Gantt Center for African-American Arts & Culture at
Levine Center for the Arts, downtown Charlotte
Soon, the focus on sustainable development became a trend in Charlotte. In the 1990s, a number of nonprofit groups and government leaders made sustainable land development one of their main priorities. The Catawba Lands Conservancy was established to preserve public open space. A sustainable planning initiative named Voices & Choices laid out a smart growth vision for the region. In 1996, Charlotte opened a streetcar system that ran into Uptown. Three years later, the Charlotte Area Transit System was created to oversee improvement in the region’s transportation. Finally, in 2007, CATS would take major steps by introducing light rail services to Charlotte. Since then, the city’s trolley and light-rail system have transformed city life.
In addition, local governments partnered with the business community, foundations, and philanthropists to raise money for the creation of cultural facilities like the Spirit Square, Discovery Place, and the McColl Center for Visual Art.
In 2007, the Levine Center for the Arts was constructed in Charlotte’s Uptown and has become one of the region’s premier destinations for local residents and tourists. At the heart of the Levine Center for the Arts lies the 48-story Duke Energy Center, a LEED Platinum-certified tower that serves as a testament to the sustainable transformation of Charlotte’s urban core.
It appears that the land use studies and initiatives have paid off. Charlotte was selected as the Policies & Regulations category winner for the Environmental Protection Agency’s 2009 National Award for Smart Growth Achievement for incorporating pedestrian, bicycling, and public transit elements into their street designs. The EPA again recognized Charlotte in 2010 with its annual Building Healthy Communities for Active Aging Award for its aggressive development of senior-friendly housing to compliment the numerous miles of green ways, bike facilities, and sidewalks.
According to Flynn, Charlotte’s business community and city government teamed up to revitalize the Uptown area. This has led to sustainable improvements in the streetscape that are likely to continue for years ahead. He says that former Mayor Pat McCrory’s vision for expanding the city’s bus system and introducing a successful light rail system created a thriving Charlotte region has been carried over into current Mayor Anthony Foxx’s commitment to improving the city’s business district, extending the light rail system, and fully integrating land use and transportation planning.
Since the city’s 2006 adoption of a new transportation action plan, Charlotte has been aggressively committed to reinventing the city so that it has a safe and well connected pedestrian system. The new Sidewalk Program called for the retrofit of streets and the construction of over 600 miles of new sidewalks by 2030. Currently, the city allocates $7,500,000 annually to the Sidewalk Program and constructs an average of 12 miles of new sidewalk each year.
Next week, over three thousand real estate, urban planning, and land use experts will visit Charlotte for the annual ULI Spring Meeting. With the theme “The Power to Lead, the Energy to Thrive,” the meeting will showcase a number of topics including the benefits of sustainable communities, financing energy and efficient retrofits, mixed-use development, and innovative urban initiatives. The meeting will shine a spotlight on Charlotte and showcase how it has addressed rapid growth with a focus on green development and quality of life.

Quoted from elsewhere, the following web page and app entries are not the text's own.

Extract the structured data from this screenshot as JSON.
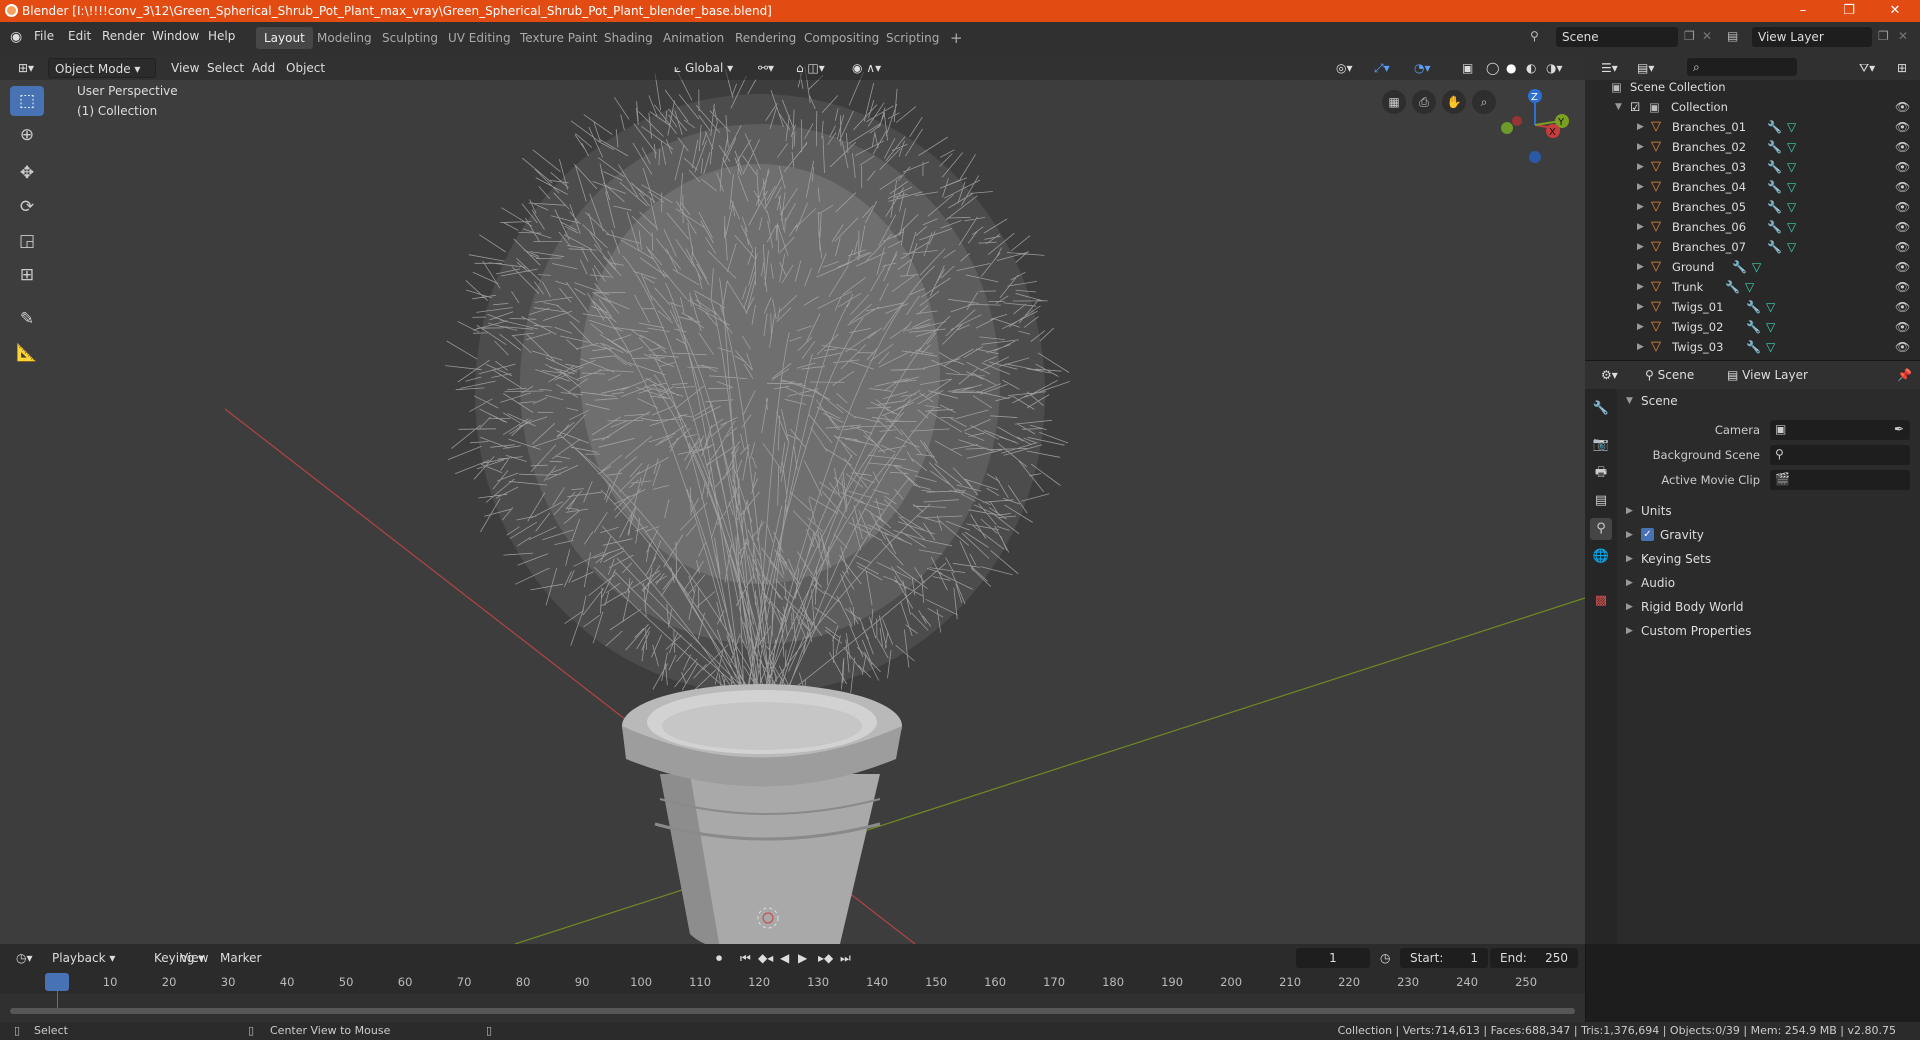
{
  "titlebar": {
    "title": "Blender [I:\\!!!!conv_3\\12\\Green_Spherical_Shrub_Pot_Plant_max_vray\\Green_Spherical_Shrub_Pot_Plant_blender_base.blend]",
    "minimize": "–",
    "maximize": "❐",
    "close": "✕"
  },
  "menu": [
    "File",
    "Edit",
    "Render",
    "Window",
    "Help"
  ],
  "workspaces": [
    "Layout",
    "Modeling",
    "Sculpting",
    "UV Editing",
    "Texture Paint",
    "Shading",
    "Animation",
    "Rendering",
    "Compositing",
    "Scripting"
  ],
  "workspace_add": "+",
  "scene_field": "Scene",
  "view_layer_field": "View Layer",
  "viewport_header": {
    "mode": "Object Mode",
    "menus": [
      "View",
      "Select",
      "Add",
      "Object"
    ],
    "orientation": "Global"
  },
  "viewport_overlay": {
    "perspective": "User Perspective",
    "collection": "(1) Collection"
  },
  "gizmo": {
    "z": "Z",
    "y": "Y",
    "x": "X"
  },
  "outliner": {
    "scene_collection": "Scene Collection",
    "collection": "Collection",
    "items": [
      "Branches_01",
      "Branches_02",
      "Branches_03",
      "Branches_04",
      "Branches_05",
      "Branches_06",
      "Branches_07",
      "Ground",
      "Trunk",
      "Twigs_01",
      "Twigs_02",
      "Twigs_03"
    ]
  },
  "properties": {
    "tab_scene": "Scene",
    "tab_view_layer": "View Layer",
    "section_scene": "Scene",
    "camera_label": "Camera",
    "background_scene_label": "Background Scene",
    "active_movie_clip_label": "Active Movie Clip",
    "sections": [
      "Units",
      "Gravity",
      "Keying Sets",
      "Audio",
      "Rigid Body World",
      "Custom Properties"
    ]
  },
  "timeline": {
    "menus": [
      "Playback",
      "Keying",
      "View",
      "Marker"
    ],
    "current_frame": "1",
    "start_label": "Start:",
    "start": "1",
    "end_label": "End:",
    "end": "250",
    "ticks": [
      "1",
      "10",
      "20",
      "30",
      "40",
      "50",
      "60",
      "70",
      "80",
      "90",
      "100",
      "110",
      "120",
      "130",
      "140",
      "150",
      "160",
      "170",
      "180",
      "190",
      "200",
      "210",
      "220",
      "230",
      "240",
      "250"
    ]
  },
  "statusbar": {
    "select": "Select",
    "center_view": "Center View to Mouse",
    "stats": "Collection | Verts:714,613 | Faces:688,347 | Tris:1,376,694 | Objects:0/39 | Mem: 254.9 MB | v2.80.75"
  },
  "colors": {
    "titlebar": "#e24b12",
    "accent": "#4772b3",
    "viewport": "#3d3d3d",
    "x_axis": "#c83c3c",
    "y_axis": "#7aa022"
  }
}
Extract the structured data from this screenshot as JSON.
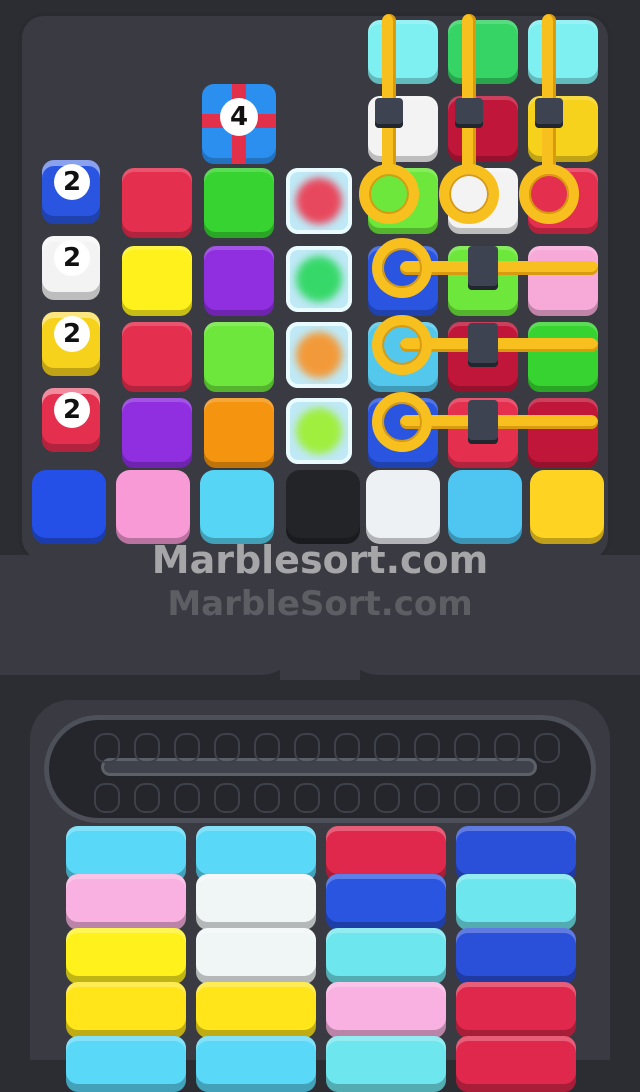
{
  "watermark": {
    "primary": "Marblesort.com",
    "secondary": "MarbleSort.com"
  },
  "gift_counter": "4",
  "queue_cubes": [
    {
      "count": "2",
      "color": "#2a55e0"
    },
    {
      "count": "2",
      "color": "#f3f3f3"
    },
    {
      "count": "2",
      "color": "#f7d21c"
    },
    {
      "count": "2",
      "color": "#e52f4f"
    }
  ],
  "grid_tiles": [
    [
      "#e52f4f",
      "#37d431",
      "ice-red",
      "pinned",
      "pinned",
      "pinned"
    ],
    [
      "#fff21c",
      "#8f2fe0",
      "ice-green",
      "#2a55e0",
      "#6de73c",
      "#f7a9d8"
    ],
    [
      "#e52f4f",
      "#6de73c",
      "ice-orange",
      "#53c7ec",
      "#c0163a",
      "#37d431"
    ],
    [
      "#8f2fe0",
      "#f5940f",
      "ice-lime",
      "#2a55e0",
      "#e52f4f",
      "#c0163a"
    ]
  ],
  "top_pinned": [
    "#7ff0f2",
    "#35d465",
    "#7ff0f2"
  ],
  "pinned_under": [
    "#f3f3f3",
    "#c0163a",
    "#f7d21c"
  ],
  "pop_row": [
    {
      "name": "pop-blue",
      "color": "#2450e8"
    },
    {
      "name": "pop-pink",
      "color": "#f89ad6"
    },
    {
      "name": "pop-cyan",
      "color": "#57d5f4"
    },
    {
      "name": "pop-empty",
      "color": "#232428"
    },
    {
      "name": "pop-white",
      "color": "#eef1f4"
    },
    {
      "name": "pop-cyan-2",
      "color": "#4fc6f2"
    },
    {
      "name": "pop-yellow",
      "color": "#ffd322"
    }
  ],
  "bins": [
    [
      "#5ad8f7",
      "#f8b1e0",
      "#fff21c",
      "#ffe51a",
      "#5ad8f7"
    ],
    [
      "#5ad8f7",
      "#f0f6f6",
      "#f0f6f6",
      "#ffe51a",
      "#5ad8f7"
    ],
    [
      "#e0284c",
      "#2a55e0",
      "#6ee6ee",
      "#f8b1e0",
      "#6ee6ee"
    ],
    [
      "#2a4fd8",
      "#6ee6ee",
      "#2a4fd8",
      "#e0284c",
      "#e0284c"
    ]
  ],
  "colors": {
    "pin": "#f8c01e",
    "board": "#3a3b42",
    "background": "#2c2d33"
  }
}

Charlotte continues to improve the quality of life for residents through the synthesis of transportation development and land use. It is a model for what cities can do to achieve sustainability and economic prosperity.